Most finance directors forced to pay good money for a poor rating, would thoroughly agree. The quality of the rating makes a big difference to the cost of debt servicing, and a bit like Third World countries, many companies believe they are unfairly penalised. The obvious solution is that there should be more agencies, producing a more diverse range of ratings and research, but the system conspires against it.
In most cases, international capital markets require one rating from one of the two biggest players – Moody's and Standard and Poor's – and a separate rating from one of the remaining two. Barriers to entry are high, and on the rare occasions when smaller players do establish a market niche, they tend to get swiftly hoovered up by the big three. Credit rating is a cartel of three, and as such it must be inherently unsatisfactory.

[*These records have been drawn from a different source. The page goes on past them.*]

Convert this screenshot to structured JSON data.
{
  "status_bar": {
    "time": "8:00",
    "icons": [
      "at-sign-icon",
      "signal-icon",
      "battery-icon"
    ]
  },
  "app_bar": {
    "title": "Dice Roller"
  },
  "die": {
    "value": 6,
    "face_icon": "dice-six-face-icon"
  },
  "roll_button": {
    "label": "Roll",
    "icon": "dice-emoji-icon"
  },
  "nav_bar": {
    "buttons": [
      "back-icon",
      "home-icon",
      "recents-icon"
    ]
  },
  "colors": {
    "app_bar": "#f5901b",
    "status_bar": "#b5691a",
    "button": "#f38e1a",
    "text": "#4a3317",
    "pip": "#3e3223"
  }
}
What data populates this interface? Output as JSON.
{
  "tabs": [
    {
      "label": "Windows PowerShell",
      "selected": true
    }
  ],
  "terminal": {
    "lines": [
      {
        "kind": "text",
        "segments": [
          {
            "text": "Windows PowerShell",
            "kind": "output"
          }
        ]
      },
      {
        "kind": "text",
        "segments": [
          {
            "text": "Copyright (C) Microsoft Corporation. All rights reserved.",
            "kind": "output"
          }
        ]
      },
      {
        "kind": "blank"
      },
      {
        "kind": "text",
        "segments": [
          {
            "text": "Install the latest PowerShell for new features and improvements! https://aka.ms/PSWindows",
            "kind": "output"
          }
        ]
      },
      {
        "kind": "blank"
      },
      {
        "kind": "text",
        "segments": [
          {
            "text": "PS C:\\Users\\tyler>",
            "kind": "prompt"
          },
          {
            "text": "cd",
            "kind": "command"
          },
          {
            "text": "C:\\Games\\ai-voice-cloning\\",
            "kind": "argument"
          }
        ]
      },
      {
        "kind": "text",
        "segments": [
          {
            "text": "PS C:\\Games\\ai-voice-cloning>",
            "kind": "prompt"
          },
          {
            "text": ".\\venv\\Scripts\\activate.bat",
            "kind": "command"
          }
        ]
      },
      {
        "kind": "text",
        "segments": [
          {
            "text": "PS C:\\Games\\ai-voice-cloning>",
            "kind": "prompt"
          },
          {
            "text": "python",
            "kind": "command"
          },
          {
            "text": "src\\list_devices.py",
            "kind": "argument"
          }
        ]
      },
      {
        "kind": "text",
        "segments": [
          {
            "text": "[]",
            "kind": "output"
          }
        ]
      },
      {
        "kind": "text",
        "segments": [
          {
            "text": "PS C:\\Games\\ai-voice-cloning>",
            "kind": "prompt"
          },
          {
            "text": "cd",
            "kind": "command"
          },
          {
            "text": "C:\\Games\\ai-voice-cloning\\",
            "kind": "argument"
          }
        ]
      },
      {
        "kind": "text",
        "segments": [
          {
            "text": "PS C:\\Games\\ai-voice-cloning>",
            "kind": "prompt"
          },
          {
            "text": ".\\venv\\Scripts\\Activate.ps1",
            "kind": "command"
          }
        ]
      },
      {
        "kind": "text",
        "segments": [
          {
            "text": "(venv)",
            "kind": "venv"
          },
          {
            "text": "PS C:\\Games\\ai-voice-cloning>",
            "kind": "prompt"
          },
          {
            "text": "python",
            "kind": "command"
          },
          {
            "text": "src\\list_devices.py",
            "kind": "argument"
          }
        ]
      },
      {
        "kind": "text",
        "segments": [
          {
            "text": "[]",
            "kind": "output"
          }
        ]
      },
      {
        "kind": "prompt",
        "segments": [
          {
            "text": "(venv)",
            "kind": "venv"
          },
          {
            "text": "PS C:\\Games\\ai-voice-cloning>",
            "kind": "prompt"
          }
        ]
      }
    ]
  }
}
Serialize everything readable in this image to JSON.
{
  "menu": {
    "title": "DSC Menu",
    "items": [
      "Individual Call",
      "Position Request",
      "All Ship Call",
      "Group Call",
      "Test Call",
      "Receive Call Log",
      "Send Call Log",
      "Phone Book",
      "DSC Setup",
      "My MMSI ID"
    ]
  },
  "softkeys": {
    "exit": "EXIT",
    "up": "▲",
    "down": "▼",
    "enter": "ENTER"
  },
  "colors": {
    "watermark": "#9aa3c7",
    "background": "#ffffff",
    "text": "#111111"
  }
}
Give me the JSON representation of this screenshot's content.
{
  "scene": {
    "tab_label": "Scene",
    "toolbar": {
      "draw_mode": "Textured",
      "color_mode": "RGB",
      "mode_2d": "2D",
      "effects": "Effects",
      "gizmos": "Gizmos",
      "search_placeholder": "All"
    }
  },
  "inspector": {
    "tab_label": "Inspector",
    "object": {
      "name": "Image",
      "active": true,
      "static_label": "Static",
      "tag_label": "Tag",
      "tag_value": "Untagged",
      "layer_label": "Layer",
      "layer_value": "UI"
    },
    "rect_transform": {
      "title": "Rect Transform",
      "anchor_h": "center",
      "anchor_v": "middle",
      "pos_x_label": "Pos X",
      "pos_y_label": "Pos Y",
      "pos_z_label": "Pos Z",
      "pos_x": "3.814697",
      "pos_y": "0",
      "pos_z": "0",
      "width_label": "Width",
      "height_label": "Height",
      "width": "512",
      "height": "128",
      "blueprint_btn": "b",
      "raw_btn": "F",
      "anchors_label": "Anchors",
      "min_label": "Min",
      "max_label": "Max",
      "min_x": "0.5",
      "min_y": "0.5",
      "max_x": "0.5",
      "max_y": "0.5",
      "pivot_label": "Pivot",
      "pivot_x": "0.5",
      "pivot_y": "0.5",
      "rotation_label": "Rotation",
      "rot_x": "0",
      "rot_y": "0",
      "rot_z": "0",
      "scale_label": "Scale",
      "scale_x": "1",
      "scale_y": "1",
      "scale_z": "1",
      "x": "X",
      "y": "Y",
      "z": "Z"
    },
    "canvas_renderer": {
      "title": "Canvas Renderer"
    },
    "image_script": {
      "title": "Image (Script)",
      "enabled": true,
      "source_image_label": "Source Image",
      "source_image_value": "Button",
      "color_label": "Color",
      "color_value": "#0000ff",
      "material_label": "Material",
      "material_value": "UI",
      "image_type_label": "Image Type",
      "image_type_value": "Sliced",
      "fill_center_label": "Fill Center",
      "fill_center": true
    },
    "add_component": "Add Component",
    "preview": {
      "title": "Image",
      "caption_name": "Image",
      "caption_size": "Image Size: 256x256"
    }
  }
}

With introduction of the euro having given the whole thing fresh impetus, the tradable debt market continues to grow exponentially. The agencies insist that the markets themselves provide all the discipline they require, since they are found out when they repeatedly fail. Many a finance director and finance minister would disagree.
Another fine mess
Stephen Byers can presumably claim simply to have been unlucky over the part privatisation of National Air Traffic Services (Nats). The Civil Aviation Authority warned him the business plan was vulnerable to a catastrophic event, such as an airport disaster or a deep recession, but nobody could have anticipated 11 September. Britain's beleaguered Transport Secretary can be held responsible for many things, but not that.
All the same, the fact that Nats has been forced to go cap in hand to the Government for extra money so soon after being privatised speaks volumes about the flawed nature both of this particular sell-off and large parts of the wider public private partnership initiative. In the case of Railtrack, Mr Byers was happy to appoint administrators, leaving shareholders high and dry. In this case, he seems equally happy to bail the company out.
The difference, Mr Byers would no doubt argue, is that Nats is in trouble through no fault of its own, while at Railtrack there was indisputable evidence of management incompetence. But it is also because Railtrack was a Tory privatisation and Nats was a New Labour one. And the problem with this Government's half-way house approach to privatisation is that it wants the best of both worlds. It wants private sector management and money, but it also wants to maintain direct control so that ministers can interfere and meddle. As Mr Byers is discovering to his cost, the effect is to leave the Government both as the lender of last resort and ultimately responsible when things go wrong.Reuse content